Using the data below, return all lines in which "revolved" appears.

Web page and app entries
◇ ◇ ◇ ◇ ◇ ◇ ◇
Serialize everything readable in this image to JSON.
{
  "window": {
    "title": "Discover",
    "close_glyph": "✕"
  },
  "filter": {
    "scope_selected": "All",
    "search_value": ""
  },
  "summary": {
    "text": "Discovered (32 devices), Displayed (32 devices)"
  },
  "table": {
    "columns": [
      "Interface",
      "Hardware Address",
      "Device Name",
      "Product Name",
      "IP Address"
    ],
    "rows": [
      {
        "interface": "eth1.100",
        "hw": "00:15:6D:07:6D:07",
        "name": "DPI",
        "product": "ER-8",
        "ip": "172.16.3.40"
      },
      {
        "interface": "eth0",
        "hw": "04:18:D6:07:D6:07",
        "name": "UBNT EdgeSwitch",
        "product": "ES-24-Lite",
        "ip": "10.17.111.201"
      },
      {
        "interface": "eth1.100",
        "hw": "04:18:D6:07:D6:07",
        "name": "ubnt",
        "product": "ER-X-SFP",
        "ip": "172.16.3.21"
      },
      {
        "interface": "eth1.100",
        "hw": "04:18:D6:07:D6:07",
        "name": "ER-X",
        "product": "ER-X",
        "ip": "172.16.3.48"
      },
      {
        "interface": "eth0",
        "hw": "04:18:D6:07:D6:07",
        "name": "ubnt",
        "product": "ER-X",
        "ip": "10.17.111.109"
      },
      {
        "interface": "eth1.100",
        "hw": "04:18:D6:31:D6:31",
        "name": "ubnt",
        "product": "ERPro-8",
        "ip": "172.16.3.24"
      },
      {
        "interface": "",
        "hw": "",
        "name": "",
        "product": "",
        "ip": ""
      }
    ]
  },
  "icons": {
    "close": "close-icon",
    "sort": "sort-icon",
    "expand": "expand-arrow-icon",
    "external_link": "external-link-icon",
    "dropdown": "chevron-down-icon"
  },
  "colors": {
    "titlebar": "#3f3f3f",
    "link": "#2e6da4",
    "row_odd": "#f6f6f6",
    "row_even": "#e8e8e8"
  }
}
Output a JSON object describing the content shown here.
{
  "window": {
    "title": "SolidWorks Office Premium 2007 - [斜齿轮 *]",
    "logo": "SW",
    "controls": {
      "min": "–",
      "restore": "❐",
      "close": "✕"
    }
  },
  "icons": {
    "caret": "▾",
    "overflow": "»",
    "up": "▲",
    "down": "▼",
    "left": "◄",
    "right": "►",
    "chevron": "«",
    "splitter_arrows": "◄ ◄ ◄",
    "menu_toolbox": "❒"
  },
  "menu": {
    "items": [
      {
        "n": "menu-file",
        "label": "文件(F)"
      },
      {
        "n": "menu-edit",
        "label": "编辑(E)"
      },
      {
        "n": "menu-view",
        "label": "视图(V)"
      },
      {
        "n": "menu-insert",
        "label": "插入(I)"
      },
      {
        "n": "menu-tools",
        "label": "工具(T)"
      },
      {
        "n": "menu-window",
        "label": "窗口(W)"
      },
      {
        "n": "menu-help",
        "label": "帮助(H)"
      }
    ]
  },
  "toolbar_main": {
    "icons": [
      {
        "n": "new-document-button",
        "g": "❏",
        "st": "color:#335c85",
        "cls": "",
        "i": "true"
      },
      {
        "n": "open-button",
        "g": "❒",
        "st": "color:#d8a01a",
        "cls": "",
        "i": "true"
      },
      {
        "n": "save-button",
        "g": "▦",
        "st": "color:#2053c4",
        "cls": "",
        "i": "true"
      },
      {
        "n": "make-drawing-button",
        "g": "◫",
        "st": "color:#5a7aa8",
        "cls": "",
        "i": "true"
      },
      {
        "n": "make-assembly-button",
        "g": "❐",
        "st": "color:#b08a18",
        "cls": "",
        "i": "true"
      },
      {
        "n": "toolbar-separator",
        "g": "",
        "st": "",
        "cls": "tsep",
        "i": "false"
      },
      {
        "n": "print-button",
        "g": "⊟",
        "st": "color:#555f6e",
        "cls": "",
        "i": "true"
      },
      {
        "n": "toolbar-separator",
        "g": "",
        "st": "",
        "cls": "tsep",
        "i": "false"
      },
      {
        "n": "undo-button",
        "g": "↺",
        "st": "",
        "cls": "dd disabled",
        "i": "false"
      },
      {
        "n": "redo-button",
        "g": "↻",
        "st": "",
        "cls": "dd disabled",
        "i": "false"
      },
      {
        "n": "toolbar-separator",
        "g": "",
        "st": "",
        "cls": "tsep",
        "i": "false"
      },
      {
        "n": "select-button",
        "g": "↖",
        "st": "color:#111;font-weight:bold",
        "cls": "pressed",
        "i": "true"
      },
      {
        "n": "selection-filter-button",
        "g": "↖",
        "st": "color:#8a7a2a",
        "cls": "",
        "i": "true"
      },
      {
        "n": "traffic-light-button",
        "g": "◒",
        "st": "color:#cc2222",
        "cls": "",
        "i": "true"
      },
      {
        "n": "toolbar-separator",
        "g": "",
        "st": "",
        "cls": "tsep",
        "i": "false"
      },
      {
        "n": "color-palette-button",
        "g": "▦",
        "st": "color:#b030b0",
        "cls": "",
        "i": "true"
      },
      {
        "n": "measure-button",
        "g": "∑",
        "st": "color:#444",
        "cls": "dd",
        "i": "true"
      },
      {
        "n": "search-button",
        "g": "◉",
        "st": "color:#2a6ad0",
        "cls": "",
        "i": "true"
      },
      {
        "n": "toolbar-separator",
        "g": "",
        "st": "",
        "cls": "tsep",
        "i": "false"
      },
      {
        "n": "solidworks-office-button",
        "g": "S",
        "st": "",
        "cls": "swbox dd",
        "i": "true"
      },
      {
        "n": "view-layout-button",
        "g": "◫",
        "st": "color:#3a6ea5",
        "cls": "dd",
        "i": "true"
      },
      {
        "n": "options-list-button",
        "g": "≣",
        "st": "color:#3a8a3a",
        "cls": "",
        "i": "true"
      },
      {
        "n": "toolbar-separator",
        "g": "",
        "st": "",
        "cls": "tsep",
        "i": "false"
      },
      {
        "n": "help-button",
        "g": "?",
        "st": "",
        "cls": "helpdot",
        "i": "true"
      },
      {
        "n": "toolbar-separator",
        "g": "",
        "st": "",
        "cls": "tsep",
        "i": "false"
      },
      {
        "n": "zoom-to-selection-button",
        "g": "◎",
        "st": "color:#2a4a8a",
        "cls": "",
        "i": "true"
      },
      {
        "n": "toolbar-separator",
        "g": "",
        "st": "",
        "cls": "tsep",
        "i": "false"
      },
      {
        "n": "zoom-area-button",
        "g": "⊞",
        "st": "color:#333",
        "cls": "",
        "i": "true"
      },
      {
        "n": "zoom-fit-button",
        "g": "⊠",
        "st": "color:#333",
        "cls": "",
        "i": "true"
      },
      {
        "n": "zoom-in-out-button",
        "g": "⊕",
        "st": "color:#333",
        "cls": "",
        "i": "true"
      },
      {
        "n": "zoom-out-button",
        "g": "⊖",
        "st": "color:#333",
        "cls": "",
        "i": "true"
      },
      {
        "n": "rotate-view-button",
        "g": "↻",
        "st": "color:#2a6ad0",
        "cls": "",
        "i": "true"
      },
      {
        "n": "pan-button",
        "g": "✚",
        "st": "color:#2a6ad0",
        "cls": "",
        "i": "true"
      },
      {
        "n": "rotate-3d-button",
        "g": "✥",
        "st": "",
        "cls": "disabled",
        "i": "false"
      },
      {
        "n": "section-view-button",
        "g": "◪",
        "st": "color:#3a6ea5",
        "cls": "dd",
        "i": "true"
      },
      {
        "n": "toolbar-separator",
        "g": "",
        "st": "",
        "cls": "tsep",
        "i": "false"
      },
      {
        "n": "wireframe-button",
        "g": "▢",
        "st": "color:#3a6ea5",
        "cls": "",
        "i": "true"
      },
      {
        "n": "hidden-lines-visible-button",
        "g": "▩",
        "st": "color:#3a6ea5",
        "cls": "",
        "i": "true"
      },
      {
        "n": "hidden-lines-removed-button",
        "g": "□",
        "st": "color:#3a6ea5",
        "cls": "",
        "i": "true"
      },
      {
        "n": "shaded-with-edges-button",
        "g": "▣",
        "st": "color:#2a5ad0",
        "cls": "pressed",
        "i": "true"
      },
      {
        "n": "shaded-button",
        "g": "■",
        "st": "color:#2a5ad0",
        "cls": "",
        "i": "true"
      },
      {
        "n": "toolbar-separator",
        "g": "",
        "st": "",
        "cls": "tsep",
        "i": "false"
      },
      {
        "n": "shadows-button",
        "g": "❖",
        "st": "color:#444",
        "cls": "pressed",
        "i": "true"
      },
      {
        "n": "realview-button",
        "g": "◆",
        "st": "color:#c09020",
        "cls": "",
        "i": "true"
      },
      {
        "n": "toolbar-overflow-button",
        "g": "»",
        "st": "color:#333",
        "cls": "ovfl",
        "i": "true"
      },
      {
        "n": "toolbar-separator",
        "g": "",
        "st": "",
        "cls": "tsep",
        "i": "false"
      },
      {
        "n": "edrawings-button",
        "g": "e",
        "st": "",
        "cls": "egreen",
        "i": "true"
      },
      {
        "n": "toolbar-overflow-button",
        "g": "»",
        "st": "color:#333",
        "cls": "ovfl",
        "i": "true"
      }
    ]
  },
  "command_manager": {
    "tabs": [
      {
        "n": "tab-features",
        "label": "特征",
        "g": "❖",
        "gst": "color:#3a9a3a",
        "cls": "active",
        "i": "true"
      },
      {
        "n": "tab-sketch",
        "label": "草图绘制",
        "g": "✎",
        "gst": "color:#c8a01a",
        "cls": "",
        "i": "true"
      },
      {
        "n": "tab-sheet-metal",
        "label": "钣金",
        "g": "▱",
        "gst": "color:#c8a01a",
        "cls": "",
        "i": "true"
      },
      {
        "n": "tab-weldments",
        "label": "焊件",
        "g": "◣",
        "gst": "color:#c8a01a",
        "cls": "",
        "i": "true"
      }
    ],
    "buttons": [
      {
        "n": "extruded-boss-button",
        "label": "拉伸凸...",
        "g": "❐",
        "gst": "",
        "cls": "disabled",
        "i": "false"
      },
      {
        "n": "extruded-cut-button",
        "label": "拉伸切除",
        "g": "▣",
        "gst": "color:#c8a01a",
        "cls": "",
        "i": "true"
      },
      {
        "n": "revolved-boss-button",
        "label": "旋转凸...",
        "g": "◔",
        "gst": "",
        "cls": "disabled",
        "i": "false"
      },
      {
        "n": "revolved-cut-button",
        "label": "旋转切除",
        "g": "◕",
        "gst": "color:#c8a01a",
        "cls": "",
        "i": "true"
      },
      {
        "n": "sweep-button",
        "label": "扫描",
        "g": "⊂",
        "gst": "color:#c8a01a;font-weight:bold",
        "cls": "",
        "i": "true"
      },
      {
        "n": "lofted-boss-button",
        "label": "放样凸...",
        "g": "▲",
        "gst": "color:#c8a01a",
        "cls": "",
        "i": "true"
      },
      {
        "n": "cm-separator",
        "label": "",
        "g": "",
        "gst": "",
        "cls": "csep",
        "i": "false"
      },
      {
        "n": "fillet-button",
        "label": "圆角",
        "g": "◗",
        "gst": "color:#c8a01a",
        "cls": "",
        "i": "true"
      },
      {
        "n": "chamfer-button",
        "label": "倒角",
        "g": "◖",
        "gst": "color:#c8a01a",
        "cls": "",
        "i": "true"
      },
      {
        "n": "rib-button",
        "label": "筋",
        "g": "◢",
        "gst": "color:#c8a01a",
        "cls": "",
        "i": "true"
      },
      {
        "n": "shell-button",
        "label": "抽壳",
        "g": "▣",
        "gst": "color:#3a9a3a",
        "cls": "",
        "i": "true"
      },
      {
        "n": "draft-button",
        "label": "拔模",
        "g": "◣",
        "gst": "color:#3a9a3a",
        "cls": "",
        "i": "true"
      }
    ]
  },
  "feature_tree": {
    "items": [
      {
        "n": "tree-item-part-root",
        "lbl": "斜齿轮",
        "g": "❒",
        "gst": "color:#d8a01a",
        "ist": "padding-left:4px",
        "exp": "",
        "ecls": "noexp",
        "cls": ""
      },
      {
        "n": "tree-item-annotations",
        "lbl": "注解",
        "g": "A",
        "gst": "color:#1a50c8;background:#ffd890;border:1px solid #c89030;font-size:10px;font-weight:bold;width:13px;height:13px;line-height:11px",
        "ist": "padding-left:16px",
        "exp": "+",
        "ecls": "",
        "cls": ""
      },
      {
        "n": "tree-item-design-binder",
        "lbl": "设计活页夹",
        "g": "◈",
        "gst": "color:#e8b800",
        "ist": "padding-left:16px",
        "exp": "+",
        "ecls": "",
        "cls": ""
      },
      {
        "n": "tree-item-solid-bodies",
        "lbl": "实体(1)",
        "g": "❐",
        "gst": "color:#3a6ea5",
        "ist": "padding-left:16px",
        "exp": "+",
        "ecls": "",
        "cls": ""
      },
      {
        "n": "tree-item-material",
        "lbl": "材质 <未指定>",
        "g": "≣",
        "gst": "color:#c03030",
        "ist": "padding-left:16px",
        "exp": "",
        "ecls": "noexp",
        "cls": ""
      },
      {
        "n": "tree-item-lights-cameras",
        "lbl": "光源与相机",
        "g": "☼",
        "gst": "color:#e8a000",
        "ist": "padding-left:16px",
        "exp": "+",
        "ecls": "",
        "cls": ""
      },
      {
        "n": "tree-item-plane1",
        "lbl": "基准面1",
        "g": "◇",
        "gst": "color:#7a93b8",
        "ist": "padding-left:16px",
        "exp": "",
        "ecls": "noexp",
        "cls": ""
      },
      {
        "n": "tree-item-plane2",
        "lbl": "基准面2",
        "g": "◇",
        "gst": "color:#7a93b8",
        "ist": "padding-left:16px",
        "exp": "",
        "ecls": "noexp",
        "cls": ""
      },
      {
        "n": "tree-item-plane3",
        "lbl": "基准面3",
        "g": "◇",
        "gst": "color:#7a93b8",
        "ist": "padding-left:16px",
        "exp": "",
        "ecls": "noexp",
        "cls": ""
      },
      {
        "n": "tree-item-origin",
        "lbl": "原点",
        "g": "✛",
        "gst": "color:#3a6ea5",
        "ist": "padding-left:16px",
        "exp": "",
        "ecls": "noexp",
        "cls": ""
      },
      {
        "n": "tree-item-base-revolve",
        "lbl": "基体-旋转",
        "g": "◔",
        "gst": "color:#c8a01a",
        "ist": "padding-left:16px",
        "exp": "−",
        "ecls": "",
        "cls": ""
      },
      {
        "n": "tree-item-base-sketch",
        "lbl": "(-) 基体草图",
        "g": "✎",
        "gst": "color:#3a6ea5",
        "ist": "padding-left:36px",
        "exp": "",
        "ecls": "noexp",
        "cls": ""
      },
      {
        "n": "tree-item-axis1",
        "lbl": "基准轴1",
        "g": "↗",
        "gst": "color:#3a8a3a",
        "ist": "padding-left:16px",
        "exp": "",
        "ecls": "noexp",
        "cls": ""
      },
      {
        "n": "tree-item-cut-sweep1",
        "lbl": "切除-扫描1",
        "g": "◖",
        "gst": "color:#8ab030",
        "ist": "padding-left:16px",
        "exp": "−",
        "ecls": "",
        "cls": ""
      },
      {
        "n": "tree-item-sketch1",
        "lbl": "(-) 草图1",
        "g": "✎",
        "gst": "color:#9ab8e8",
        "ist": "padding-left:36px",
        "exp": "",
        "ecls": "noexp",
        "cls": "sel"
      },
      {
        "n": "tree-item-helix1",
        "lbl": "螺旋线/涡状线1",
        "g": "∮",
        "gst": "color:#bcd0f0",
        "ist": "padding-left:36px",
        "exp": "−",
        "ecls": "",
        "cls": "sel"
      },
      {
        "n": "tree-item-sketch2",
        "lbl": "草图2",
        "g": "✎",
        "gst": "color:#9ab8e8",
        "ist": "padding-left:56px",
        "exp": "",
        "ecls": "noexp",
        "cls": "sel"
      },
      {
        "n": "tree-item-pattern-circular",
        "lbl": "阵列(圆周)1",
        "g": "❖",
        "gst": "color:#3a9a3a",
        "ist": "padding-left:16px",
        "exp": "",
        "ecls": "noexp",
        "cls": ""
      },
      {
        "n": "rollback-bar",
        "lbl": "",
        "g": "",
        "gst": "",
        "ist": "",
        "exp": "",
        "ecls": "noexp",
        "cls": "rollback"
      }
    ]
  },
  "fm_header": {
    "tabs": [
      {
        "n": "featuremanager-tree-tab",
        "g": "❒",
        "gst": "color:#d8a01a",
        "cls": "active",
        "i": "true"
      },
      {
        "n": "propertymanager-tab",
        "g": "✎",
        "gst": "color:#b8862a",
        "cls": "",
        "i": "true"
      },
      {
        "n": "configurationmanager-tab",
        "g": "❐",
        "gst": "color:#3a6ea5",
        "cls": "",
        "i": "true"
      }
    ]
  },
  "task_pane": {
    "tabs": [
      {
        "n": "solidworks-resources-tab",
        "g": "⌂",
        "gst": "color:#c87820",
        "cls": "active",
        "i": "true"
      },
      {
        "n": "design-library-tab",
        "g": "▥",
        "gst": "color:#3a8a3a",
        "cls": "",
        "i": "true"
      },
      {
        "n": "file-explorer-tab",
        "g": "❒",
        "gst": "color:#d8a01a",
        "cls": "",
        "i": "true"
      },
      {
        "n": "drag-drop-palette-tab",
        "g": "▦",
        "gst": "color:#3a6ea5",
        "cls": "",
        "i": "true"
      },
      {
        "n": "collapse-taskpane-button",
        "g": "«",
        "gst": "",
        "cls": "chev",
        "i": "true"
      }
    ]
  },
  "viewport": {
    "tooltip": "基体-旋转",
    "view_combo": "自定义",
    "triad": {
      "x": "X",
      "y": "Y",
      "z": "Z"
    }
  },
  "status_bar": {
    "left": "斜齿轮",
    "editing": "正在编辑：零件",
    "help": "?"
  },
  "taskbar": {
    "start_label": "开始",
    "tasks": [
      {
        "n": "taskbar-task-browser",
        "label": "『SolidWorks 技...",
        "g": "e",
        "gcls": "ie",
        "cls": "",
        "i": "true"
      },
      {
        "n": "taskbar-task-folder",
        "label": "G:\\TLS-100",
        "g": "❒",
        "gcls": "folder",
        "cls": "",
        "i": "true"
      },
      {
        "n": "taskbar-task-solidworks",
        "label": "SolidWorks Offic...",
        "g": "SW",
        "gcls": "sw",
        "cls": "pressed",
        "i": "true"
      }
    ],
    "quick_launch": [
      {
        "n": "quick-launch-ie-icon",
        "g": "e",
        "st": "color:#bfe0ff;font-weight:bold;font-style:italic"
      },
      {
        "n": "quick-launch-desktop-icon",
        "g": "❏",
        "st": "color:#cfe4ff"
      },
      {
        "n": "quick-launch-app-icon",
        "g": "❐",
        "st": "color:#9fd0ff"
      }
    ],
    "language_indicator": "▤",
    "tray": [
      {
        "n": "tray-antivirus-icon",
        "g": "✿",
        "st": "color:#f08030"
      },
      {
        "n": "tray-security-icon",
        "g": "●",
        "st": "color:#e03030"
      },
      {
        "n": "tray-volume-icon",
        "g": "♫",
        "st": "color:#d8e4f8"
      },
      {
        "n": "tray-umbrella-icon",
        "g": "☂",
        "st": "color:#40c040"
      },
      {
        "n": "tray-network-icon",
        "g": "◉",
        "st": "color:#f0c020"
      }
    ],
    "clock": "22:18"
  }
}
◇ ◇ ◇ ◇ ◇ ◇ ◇
## Response area
        "n": "revolved-boss-button",
        "n": "revolved-cut-button",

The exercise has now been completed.